Playing by the Numbers
It’s true that most patrons at the track are win/place/show bettors. I rarely bump into people who play the Pick 3 or Pick 4 (as those bets require more research than the occasional racing fan is willing to do), and find myself explaining an exotic wager several times throughout the day. I notice the odds board after the track handicappers’ selections go up. The odds are almost immediately affected, which means the betting public is paying attention to what we say. But we are not the horse, nor the jockey, nor the trainer.
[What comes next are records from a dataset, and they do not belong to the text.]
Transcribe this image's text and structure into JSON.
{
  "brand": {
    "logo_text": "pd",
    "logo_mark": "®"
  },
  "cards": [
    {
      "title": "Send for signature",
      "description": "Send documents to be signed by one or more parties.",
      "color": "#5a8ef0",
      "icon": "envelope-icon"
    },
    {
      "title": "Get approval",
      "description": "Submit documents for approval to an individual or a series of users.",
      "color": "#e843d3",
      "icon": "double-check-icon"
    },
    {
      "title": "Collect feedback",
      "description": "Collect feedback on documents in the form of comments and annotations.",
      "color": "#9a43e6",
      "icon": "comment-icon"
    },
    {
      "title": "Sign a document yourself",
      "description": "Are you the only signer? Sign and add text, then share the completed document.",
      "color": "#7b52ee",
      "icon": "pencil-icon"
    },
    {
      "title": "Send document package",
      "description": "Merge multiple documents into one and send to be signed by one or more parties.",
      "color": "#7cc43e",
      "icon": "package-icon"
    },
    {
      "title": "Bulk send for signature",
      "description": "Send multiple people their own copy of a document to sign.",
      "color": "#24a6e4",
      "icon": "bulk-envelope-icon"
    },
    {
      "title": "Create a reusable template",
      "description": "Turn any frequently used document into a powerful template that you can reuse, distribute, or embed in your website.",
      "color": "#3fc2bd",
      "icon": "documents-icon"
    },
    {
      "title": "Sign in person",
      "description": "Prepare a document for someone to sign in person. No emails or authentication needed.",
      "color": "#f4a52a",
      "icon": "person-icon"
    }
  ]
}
What I do to the best of my ability using the tools available to me, observations at the track and researching past performances is provide the top three horses that I feel have a chance of hitting the board. The betting public can do with those numbers what they want. All I can do is put my skills to use to give the bettor a chance at winning some money and having a fun day at the track. I always look for long shots when researching a race. Nothing is more exciting for a patron then to catch the 30-1 at the wire. (That’s the kind of thrill that brings them back to the track.) If there is a playable long shot and a beatable favorite, you will see the long shot in my top three. I may be the only one out of the four handicappers with that horse, and it may look silly to some, but if you bet the favorite every race, you might go home with your admission paid for and maybe cover the beers you had too. But if I can find a payable long shot with a chance and it hits … you’ll be back the next day. People play the favorites because they’re safe, there’s little risk but it’s the thrill of cashing that big ticket that they brag about.
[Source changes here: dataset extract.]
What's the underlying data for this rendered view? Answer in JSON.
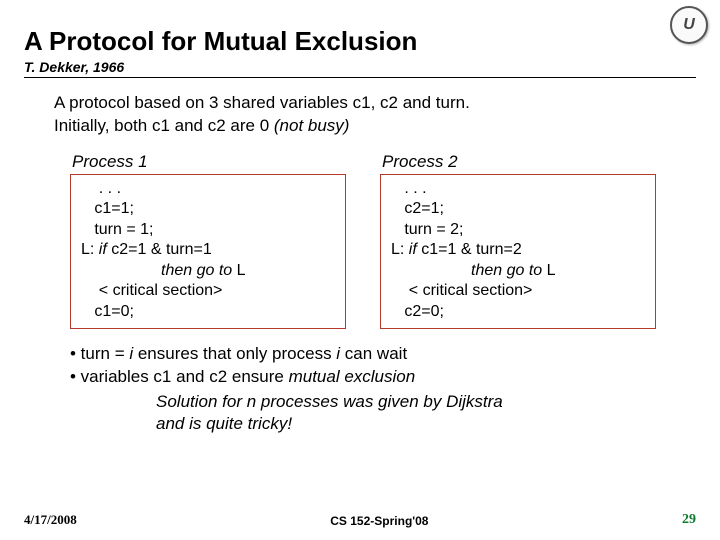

When I’m at the track I talk to everyone; handicappers, owners, trainers, jockeys, track brass, as well as the betting public. There are educated racing fans out there and then there are just plain buffoons. Since I am relatively anonymous as the track, I have heard people comment on my selections. My selections are simply numbers on the board. They don’t come with explanation. Once, I even overheard someone call me as a “stupid bitch.” That one is my favorite. It makes me fight harder to prove myself as a credible handicapper. Credibility and respect are not given, they’re earned. What softens the blow of criticism is that I’ve also heard people say, “She must know something I don’t.”
If you think you can do better …
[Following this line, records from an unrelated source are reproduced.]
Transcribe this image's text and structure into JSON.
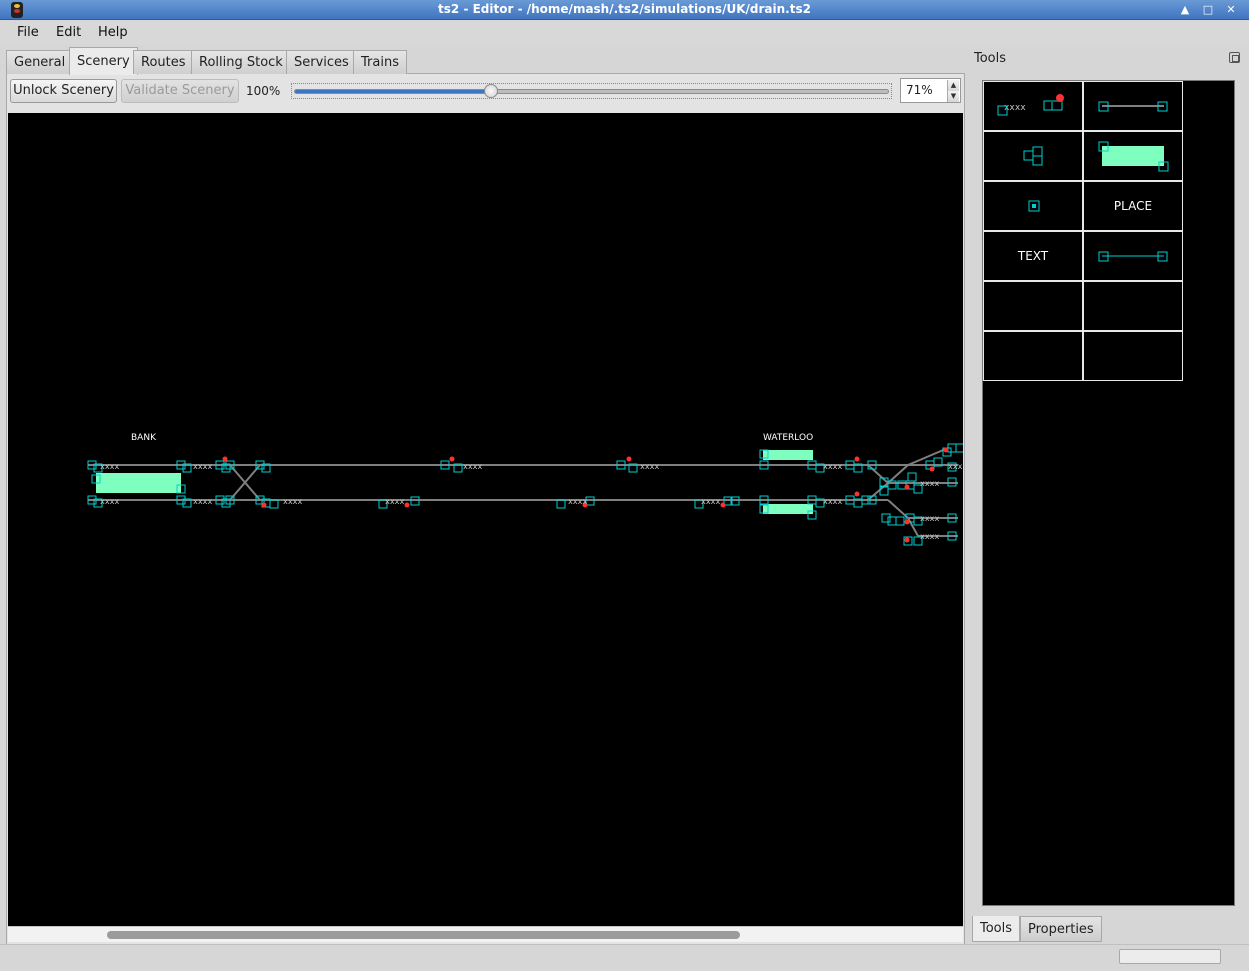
{
  "window": {
    "title": "ts2 - Editor - /home/mash/.ts2/simulations/UK/drain.ts2",
    "icons": [
      "app-signal-icon",
      "maximize-arrow-icon",
      "restore-icon",
      "close-icon"
    ]
  },
  "menu": [
    {
      "label": "File"
    },
    {
      "label": "Edit"
    },
    {
      "label": "Help"
    }
  ],
  "tabs": [
    {
      "label": "General",
      "active": false
    },
    {
      "label": "Scenery",
      "active": true
    },
    {
      "label": "Routes",
      "active": false
    },
    {
      "label": "Rolling Stock",
      "active": false
    },
    {
      "label": "Services",
      "active": false
    },
    {
      "label": "Trains",
      "active": false
    }
  ],
  "toolbar": {
    "unlock_label": "Unlock Scenery",
    "validate_label": "Validate Scenery",
    "zoom_min_label": "100%",
    "zoom_value": "71%",
    "slider_position": 0.33
  },
  "scene": {
    "colors": {
      "background": "#000000",
      "track": "#7f7f7f",
      "item": "#00d0d0",
      "platform": "#7fffbf",
      "signal": "#ff3030",
      "text": "#ffffff"
    },
    "place_labels": [
      "BANK",
      "WATERLOO"
    ],
    "marker_text": "xxxx"
  },
  "tools": {
    "title": "Tools",
    "items": [
      {
        "name": "signal-tool",
        "label": ""
      },
      {
        "name": "line-tool",
        "label": ""
      },
      {
        "name": "points-tool",
        "label": ""
      },
      {
        "name": "platform-tool",
        "label": ""
      },
      {
        "name": "end-tool",
        "label": ""
      },
      {
        "name": "place-tool",
        "label": "PLACE"
      },
      {
        "name": "text-tool",
        "label": "TEXT"
      },
      {
        "name": "invisible-link-tool",
        "label": ""
      }
    ],
    "signal_marker": "xxxx"
  },
  "bottom_tabs": [
    {
      "label": "Tools",
      "active": true
    },
    {
      "label": "Properties",
      "active": false
    }
  ]
}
I hate it when I hear people cursing at the jockeys. Grow up! The best jockey in the country can be on the best horse and it just simply won’t be his day. It happens all the time. Unfortunately, we cannot (nor should we) count on the unpredictability of the animal or the jockey. What we have to do is focus on what the horse CAN do. Jockeys are given instructions in the paddock from the trainers prior to the race. Often times, they work the horses in the morning. What we look for in past performances is whether or not the jockey has ridden the horse in prior races. As horseplayers, consistency is our bread and butter. I don’t shy away from horses that consistently finish second or third, those are payable trifecta horses – and “payable” is the magic word!
Conversations and Observations
I spoke with trainer Miguel Silva who told me he was not taking horses to Turf Paradise this year. Instead, he’s heading to Tampa Bay (via Hawthorne).
It’s been a relatively wet summer in Iowa and the Prairie Meadows horses and riders have been racing in some challenging conditions. They must be grateful for the dry conditions in Minnesota since the Prairie Meadows shippers are winning … often … at Canterbury Park. The shippers from our south have arrived with the intentions of being spoilers, and they are succeeding.